::: Supplied data :::

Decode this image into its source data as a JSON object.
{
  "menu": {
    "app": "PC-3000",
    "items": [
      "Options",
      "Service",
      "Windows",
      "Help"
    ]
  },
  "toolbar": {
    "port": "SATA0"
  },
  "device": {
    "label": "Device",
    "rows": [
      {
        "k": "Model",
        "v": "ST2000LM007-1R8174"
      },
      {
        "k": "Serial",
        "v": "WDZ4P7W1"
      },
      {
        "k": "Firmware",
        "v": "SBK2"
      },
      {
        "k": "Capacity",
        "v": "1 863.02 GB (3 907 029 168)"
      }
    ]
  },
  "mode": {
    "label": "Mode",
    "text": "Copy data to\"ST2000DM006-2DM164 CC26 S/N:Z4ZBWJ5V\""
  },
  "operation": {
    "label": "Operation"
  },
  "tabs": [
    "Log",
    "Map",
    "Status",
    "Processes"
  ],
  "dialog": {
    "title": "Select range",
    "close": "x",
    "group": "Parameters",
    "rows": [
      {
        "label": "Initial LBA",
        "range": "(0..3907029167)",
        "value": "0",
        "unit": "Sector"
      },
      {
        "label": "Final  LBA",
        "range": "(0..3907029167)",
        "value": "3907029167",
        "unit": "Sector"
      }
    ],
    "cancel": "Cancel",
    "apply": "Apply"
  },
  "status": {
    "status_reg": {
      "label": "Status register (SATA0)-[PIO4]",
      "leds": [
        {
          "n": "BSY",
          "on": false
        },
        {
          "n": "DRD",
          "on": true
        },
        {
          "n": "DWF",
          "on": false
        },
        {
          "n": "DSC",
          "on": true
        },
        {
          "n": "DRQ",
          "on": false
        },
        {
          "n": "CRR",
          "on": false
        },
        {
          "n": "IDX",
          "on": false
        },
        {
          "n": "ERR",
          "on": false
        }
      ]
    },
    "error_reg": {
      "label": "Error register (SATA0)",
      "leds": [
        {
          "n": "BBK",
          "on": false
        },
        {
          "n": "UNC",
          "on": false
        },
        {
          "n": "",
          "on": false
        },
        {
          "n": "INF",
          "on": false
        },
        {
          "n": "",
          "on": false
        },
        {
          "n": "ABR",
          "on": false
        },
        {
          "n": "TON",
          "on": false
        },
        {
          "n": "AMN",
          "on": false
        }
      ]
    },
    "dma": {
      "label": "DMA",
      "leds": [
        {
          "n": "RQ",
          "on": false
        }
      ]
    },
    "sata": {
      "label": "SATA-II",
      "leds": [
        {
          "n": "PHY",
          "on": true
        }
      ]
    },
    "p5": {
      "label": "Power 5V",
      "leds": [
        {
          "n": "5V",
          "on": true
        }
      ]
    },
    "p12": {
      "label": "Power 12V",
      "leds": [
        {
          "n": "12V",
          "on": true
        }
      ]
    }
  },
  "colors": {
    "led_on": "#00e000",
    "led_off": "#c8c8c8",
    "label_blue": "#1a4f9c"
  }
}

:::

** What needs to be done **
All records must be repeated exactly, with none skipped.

** Result of this task **
Decode this image into its source data as a JSON object.
{
  "menu": {
    "app": "PC-3000",
    "items": [
      "Options",
      "Service",
      "Windows",
      "Help"
    ]
  },
  "toolbar": {
    "port": "SATA0"
  },
  "device": {
    "label": "Device",
    "rows": [
      {
        "k": "Model",
        "v": "ST2000LM007-1R8174"
      },
      {
        "k": "Serial",
        "v": "WDZ4P7W1"
      },
      {
        "k": "Firmware",
        "v": "SBK2"
      },
      {
        "k": "Capacity",
        "v": "1 863.02 GB (3 907 029 168)"
      }
    ]
  },
  "mode": {
    "label": "Mode",
    "text": "Copy data to\"ST2000DM006-2DM164 CC26 S/N:Z4ZBWJ5V\""
  },
  "operation": {
    "label": "Operation"
  },
  "tabs": [
    "Log",
    "Map",
    "Status",
    "Processes"
  ],
  "dialog": {
    "title": "Select range",
    "close": "x",
    "group": "Parameters",
    "rows": [
      {
        "label": "Initial LBA",
        "range": "(0..3907029167)",
        "value": "0",
        "unit": "Sector"
      },
      {
        "label": "Final  LBA",
        "range": "(0..3907029167)",
        "value": "3907029167",
        "unit": "Sector"
      }
    ],
    "cancel": "Cancel",
    "apply": "Apply"
  },
  "status": {
    "status_reg": {
      "label": "Status register (SATA0)-[PIO4]",
      "leds": [
        {
          "n": "BSY",
          "on": false
        },
        {
          "n": "DRD",
          "on": true
        },
        {
          "n": "DWF",
          "on": false
        },
        {
          "n": "DSC",
          "on": true
        },
        {
          "n": "DRQ",
          "on": false
        },
        {
          "n": "CRR",
          "on": false
        },
        {
          "n": "IDX",
          "on": false
        },
        {
          "n": "ERR",
          "on": false
        }
      ]
    },
    "error_reg": {
      "label": "Error register (SATA0)",
      "leds": [
        {
          "n": "BBK",
          "on": false
        },
        {
          "n": "UNC",
          "on": false
        },
        {
          "n": "",
          "on": false
        },
        {
          "n": "INF",
          "on": false
        },
        {
          "n": "",
          "on": false
        },
        {
          "n": "ABR",
          "on": false
        },
        {
          "n": "TON",
          "on": false
        },
        {
          "n": "AMN",
          "on": false
        }
      ]
    },
    "dma": {
      "label": "DMA",
      "leds": [
        {
          "n": "RQ",
          "on": false
        }
      ]
    },
    "sata": {
      "label": "SATA-II",
      "leds": [
        {
          "n": "PHY",
          "on": true
        }
      ]
    },
    "p5": {
      "label": "Power 5V",
      "leds": [
        {
          "n": "5V",
          "on": true
        }
      ]
    },
    "p12": {
      "label": "Power 12V",
      "leds": [
        {
          "n": "12V",
          "on": true
        }
      ]
    }
  },
  "colors": {
    "led_on": "#00e000",
    "led_off": "#c8c8c8",
    "label_blue": "#1a4f9c"
  }
}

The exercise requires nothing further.